__Source material__:
*** Begin section ***

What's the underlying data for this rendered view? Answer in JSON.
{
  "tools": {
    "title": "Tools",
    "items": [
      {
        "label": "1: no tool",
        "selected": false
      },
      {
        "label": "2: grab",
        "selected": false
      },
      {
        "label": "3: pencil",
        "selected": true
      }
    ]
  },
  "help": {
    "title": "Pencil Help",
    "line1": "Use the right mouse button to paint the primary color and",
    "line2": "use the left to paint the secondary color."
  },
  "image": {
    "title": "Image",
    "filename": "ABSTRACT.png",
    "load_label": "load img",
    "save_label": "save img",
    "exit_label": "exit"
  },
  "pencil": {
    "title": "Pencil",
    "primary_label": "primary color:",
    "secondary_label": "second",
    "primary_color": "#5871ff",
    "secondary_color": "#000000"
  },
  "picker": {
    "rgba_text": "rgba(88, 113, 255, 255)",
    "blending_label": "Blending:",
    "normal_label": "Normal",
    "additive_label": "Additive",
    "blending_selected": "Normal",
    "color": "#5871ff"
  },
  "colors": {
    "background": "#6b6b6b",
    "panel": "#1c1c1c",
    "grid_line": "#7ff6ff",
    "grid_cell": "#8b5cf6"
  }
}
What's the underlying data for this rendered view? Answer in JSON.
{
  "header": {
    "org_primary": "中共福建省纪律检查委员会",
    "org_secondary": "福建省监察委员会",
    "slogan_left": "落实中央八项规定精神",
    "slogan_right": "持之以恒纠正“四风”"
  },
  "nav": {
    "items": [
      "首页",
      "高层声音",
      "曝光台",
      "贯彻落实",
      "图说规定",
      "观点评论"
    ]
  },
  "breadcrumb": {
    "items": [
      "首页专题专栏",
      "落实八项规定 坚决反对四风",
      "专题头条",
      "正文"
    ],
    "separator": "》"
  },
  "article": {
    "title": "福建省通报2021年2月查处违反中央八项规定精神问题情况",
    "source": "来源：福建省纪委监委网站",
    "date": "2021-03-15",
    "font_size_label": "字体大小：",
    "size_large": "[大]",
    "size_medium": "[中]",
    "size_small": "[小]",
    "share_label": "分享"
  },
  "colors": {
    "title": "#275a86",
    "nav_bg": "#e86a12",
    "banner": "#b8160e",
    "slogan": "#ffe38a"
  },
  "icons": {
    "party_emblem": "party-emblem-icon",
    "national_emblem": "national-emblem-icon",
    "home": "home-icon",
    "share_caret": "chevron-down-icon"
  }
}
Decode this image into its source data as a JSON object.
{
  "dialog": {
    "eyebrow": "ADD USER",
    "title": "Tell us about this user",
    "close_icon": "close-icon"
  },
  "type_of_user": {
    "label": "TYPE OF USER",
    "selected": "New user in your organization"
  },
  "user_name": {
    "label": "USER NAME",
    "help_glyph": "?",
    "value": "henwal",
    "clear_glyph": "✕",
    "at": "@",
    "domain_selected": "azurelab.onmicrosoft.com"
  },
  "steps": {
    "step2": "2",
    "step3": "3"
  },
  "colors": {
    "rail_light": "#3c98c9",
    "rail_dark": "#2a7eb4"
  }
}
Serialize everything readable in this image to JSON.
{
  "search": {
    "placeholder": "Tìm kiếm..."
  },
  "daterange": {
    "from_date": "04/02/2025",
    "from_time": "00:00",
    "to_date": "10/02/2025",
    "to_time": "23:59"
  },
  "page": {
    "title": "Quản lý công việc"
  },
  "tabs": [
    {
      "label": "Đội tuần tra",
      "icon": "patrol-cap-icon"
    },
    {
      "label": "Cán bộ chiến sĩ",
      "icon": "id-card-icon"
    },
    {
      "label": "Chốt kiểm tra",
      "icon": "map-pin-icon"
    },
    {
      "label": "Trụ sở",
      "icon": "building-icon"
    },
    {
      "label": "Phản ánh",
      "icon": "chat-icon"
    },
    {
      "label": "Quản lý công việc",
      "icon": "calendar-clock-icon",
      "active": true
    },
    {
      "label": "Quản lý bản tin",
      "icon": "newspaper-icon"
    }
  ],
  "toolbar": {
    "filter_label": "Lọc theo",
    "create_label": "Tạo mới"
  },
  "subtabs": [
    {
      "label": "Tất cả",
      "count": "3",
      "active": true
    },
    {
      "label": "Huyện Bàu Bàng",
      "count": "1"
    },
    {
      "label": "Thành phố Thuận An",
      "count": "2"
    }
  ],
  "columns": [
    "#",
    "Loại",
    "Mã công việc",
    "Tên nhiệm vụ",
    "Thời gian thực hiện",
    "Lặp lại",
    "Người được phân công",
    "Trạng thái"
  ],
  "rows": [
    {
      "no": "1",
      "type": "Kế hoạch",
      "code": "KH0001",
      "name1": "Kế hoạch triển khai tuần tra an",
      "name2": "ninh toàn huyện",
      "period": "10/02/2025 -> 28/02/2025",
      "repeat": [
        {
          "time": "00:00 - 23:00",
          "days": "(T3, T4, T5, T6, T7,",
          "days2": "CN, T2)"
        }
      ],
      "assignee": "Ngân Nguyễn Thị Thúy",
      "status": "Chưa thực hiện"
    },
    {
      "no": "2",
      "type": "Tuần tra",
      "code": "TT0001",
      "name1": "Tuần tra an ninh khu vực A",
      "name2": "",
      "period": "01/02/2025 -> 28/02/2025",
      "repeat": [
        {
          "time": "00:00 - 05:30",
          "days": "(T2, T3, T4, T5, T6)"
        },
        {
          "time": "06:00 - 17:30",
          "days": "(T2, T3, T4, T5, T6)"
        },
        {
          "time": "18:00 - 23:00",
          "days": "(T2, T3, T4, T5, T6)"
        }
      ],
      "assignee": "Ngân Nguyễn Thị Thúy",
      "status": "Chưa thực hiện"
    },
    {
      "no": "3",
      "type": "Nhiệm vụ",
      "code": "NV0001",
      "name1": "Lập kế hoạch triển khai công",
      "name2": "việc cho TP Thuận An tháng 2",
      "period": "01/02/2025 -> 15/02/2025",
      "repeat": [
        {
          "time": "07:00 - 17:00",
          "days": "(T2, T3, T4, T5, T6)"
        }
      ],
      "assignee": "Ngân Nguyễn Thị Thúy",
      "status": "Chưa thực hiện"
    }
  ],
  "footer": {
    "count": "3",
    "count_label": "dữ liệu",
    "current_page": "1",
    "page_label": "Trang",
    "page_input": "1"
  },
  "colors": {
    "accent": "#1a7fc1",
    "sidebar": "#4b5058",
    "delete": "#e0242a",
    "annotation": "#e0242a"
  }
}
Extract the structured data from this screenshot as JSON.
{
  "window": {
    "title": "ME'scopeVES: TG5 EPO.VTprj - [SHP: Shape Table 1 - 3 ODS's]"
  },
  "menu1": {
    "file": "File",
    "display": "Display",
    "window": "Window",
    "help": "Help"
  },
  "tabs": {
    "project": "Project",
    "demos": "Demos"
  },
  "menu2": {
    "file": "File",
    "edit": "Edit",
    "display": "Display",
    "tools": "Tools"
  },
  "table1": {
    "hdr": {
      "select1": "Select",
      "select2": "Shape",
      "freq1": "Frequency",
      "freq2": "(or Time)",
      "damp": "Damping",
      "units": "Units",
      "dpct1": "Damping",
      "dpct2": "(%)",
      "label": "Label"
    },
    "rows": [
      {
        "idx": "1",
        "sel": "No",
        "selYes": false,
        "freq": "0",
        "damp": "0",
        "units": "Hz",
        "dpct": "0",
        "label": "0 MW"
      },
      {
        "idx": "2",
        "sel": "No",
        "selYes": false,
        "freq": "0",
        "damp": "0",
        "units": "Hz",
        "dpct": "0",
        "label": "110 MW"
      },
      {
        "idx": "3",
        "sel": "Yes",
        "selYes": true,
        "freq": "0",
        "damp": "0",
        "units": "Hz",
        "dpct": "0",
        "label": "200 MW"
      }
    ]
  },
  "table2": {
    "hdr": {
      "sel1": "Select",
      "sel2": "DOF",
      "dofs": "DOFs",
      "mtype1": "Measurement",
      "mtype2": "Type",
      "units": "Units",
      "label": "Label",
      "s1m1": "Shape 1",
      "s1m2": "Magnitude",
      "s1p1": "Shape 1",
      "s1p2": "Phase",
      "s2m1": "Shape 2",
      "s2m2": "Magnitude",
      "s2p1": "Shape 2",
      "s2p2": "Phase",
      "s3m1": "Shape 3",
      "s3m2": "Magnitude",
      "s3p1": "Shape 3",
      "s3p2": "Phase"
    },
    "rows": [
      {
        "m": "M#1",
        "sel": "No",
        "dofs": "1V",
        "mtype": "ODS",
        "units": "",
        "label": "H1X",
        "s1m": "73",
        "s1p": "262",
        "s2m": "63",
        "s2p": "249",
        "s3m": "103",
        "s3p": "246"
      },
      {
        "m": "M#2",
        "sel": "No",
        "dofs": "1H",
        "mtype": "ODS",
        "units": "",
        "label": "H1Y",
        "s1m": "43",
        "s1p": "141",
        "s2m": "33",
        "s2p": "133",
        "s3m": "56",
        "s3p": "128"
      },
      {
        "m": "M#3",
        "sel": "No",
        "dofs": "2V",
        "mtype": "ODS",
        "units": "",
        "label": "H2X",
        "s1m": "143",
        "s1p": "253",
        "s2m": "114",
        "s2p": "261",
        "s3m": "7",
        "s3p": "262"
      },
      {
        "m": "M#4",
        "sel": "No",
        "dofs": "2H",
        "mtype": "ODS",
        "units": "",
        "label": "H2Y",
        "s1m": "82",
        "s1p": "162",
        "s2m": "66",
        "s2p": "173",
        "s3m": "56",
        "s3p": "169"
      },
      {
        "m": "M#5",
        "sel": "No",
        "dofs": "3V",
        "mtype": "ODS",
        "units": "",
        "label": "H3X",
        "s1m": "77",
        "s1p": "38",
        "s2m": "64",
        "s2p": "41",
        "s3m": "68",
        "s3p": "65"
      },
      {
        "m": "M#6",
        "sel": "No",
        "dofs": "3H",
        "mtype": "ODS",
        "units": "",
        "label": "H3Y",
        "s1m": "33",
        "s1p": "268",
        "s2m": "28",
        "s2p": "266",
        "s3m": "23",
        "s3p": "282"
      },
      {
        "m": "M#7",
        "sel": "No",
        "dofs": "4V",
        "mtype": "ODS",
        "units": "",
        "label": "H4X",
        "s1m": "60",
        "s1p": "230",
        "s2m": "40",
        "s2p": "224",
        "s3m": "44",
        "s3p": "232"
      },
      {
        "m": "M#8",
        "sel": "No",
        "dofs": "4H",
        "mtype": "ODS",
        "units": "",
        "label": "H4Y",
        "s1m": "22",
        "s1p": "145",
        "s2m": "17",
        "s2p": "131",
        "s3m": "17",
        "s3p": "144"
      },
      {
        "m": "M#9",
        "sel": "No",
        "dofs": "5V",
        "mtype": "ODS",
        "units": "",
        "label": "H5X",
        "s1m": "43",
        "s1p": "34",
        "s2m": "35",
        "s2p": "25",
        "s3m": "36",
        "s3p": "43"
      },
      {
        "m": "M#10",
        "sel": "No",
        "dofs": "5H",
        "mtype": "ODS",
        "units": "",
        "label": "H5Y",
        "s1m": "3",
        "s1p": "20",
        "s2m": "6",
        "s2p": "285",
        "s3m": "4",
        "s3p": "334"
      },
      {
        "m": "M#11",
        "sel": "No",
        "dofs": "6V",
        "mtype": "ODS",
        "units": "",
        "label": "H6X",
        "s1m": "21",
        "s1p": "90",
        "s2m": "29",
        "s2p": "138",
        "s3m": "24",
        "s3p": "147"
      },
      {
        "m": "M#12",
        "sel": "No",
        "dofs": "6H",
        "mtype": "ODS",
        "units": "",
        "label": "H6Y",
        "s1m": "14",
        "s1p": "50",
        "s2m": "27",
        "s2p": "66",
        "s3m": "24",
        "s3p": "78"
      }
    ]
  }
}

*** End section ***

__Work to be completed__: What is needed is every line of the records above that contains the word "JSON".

__Written reply__:
What's the underlying data for this rendered view? Answer in JSON.
What's the underlying data for this rendered view? Answer in JSON.
Decode this image into its source data as a JSON object.
Serialize everything readable in this image to JSON.
Extract the structured data from this screenshot as JSON.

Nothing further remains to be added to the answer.